Grim warning of shortages due to China’s Covid explosion and how they could devastate Australia’s economy
- Huge increase in Covid cases in China will have ‘substantial impact’ on Australia
- Personal protective equipment, chemicals and mining machinery to be affected
- China’s Covid explosion is one of the ‘key risks’ to Australia’s economy in 2023
The Covid explosion in China – Australia’s largest trading partner – could lead to shortages in personal protective equipment (PPE), chemicals and mining machinery.
‘When you’ve got a Covid wave like we’re seeing in China … then that has obvious consequences for the Chinese workforce and for supply chains right around the world,’ Mr Chalmers said.
The treasurer said the knock-on effect of Covid on China was one of the ‘key risks’ to the economy in 2023, due to Australia’s reliance on its markets and workforce.
China’s huge increase in Covid cases since ending its zero-Covid policy aim is likely to have a ‘substantial impact’ on Australia, Treasurer Jim Chalmers has said.
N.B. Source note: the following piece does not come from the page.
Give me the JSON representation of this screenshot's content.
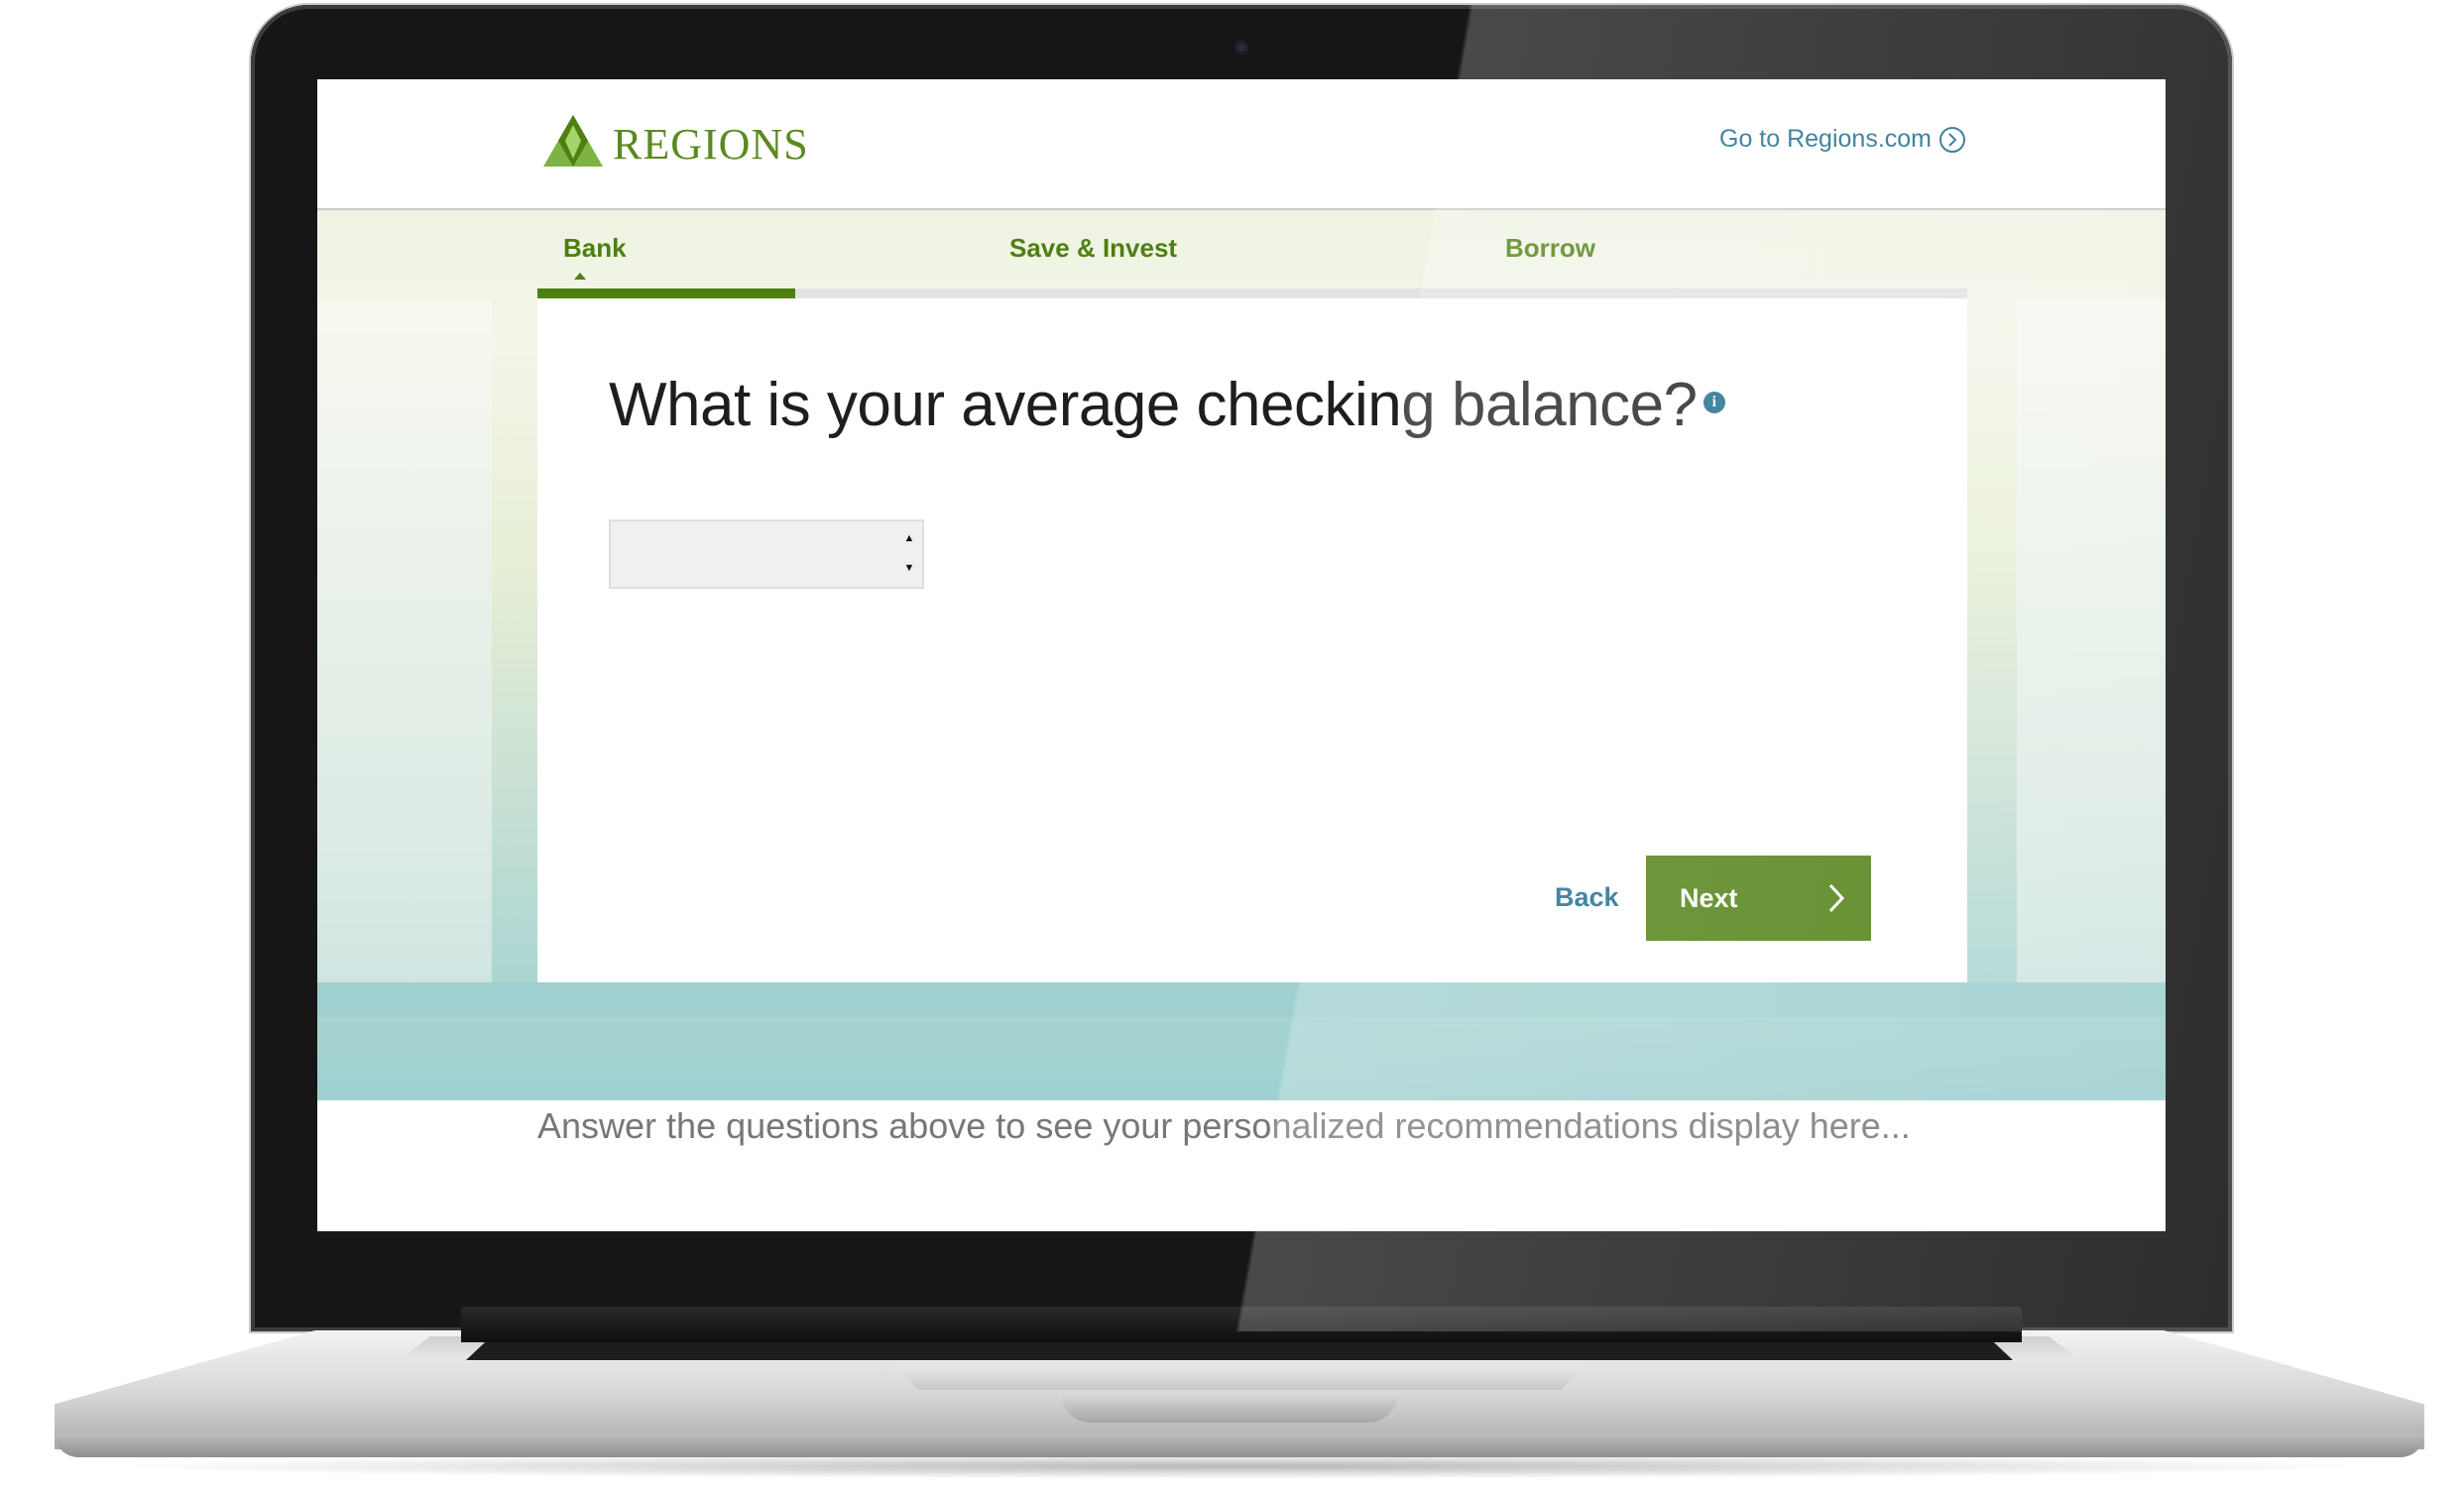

Pictured are people wearing PPE, one of the items that will be most affected
In the last financial year up to June 30, 2022, Australia imported $103billion worth of goods and services from China – 23 per cent of the total $450billion imports.
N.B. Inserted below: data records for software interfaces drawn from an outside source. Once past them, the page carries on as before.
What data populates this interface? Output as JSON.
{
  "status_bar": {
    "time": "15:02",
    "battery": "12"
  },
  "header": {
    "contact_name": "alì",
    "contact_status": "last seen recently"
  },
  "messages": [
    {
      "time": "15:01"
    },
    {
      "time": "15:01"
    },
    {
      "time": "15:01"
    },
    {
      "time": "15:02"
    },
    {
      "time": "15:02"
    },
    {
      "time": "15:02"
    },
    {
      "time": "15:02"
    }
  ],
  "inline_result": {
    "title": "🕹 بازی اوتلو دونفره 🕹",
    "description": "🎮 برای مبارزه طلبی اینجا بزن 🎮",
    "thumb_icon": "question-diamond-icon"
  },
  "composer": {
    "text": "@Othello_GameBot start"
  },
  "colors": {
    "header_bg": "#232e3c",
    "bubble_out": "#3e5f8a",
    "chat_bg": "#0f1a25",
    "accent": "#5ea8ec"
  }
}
Chief economist for Australian investment firm BetaShares, however, said its analysis found that the situation will not turn out as badly as Mr Chalmers fears.
David Bassanese argues the Chinese imports most likely to be affected ‘account for a relatively small share of our economy’ and that supply from other countries is available.
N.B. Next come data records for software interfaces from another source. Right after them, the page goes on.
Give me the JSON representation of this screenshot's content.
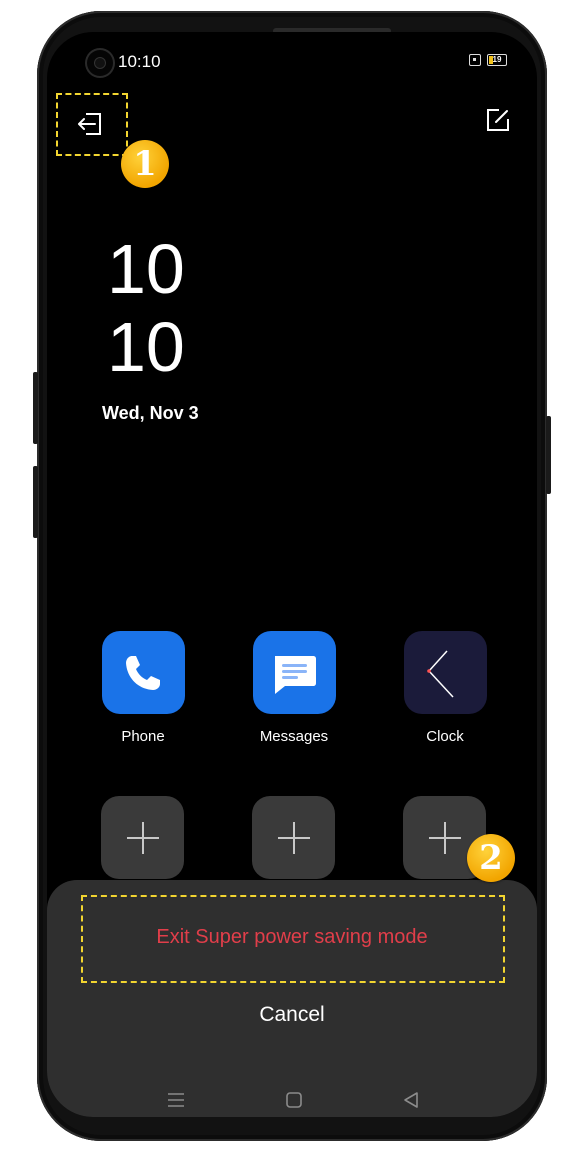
{
  "status_bar": {
    "time": "10:10",
    "battery_level": "19",
    "icons": [
      "camera-icon",
      "sim-icon",
      "battery-icon"
    ]
  },
  "top_actions": {
    "exit_icon": "exit-icon",
    "edit_icon": "edit-icon"
  },
  "clock": {
    "hour": "10",
    "minute": "10",
    "date": "Wed, Nov 3"
  },
  "apps": [
    {
      "label": "Phone",
      "icon": "phone-icon",
      "color": "#1a73e8"
    },
    {
      "label": "Messages",
      "icon": "message-icon",
      "color": "#1a73e8"
    },
    {
      "label": "Clock",
      "icon": "clock-icon",
      "color": "#1b1b3a"
    }
  ],
  "add_slots": [
    "plus-icon",
    "plus-icon",
    "plus-icon"
  ],
  "annotations": {
    "badge_1": "1",
    "badge_2": "2",
    "highlight_color": "#f2d530"
  },
  "sheet": {
    "exit_label": "Exit Super power saving mode",
    "exit_color": "#e13e4a",
    "cancel_label": "Cancel"
  },
  "nav_bar": [
    "menu-icon",
    "home-icon",
    "back-icon"
  ]
}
‘We’re facing different conditions than earlier in the Covid-19 crisis, with reduced global demand for goods and better supply capacity in other countries that have already “learnt to live’ with Covid,” Mr Bassanese told The Australian.
Previous analysis by the Productivity Commission found that just 7 per cent of Australia’s imports come from sources where finding good alternatives would be hard.
But Mr Bassanese acknowledged that China currently supplies two thirds of these most vulnerable imports to Australia.
‘If applied to the latest trade data, this implies around 3.5 per cent of the value of total imports could be considered vulnerable if there are disruptions in Chinese supply, which accounts for around 0.7 per cent of GDP,’ he said.
Australia relies on Chinese imports for a lot of its mining machinery. Pictured is an image of coal mining equipment
The vulnerable items list includes drilling and transportation equipment for the mining sector, and computers.
The Productivity Commission said supply disruptions to such goods were ‘unlikely to cause severe losses in the short term because Australia has an existing stock of machinery, such as trucks, along with the ability to repair them or purchase from second-hand market’.
Mr Bassanese said other potentially critical areas that could be affected included chemicals to treat water and produce certain pharmaceuticals and PPE.
But he said overall, Australia is at less risk from a slow down of production in China than in the past.
‘With more of the rest of the world out of lockdown, sourcing supply from alternative countries if needed should be easier,’ Mr Bassanese said.
There could also be shortages of non-critical Chinese imports such as swimwear and toys in the coming months.
Treasurer Jim Chalmers (pictured) said the knock-on effect of Covid on China was one of the ‘key risks’ to the economy in 2023, due to Australia’s reliance on its markets and workforce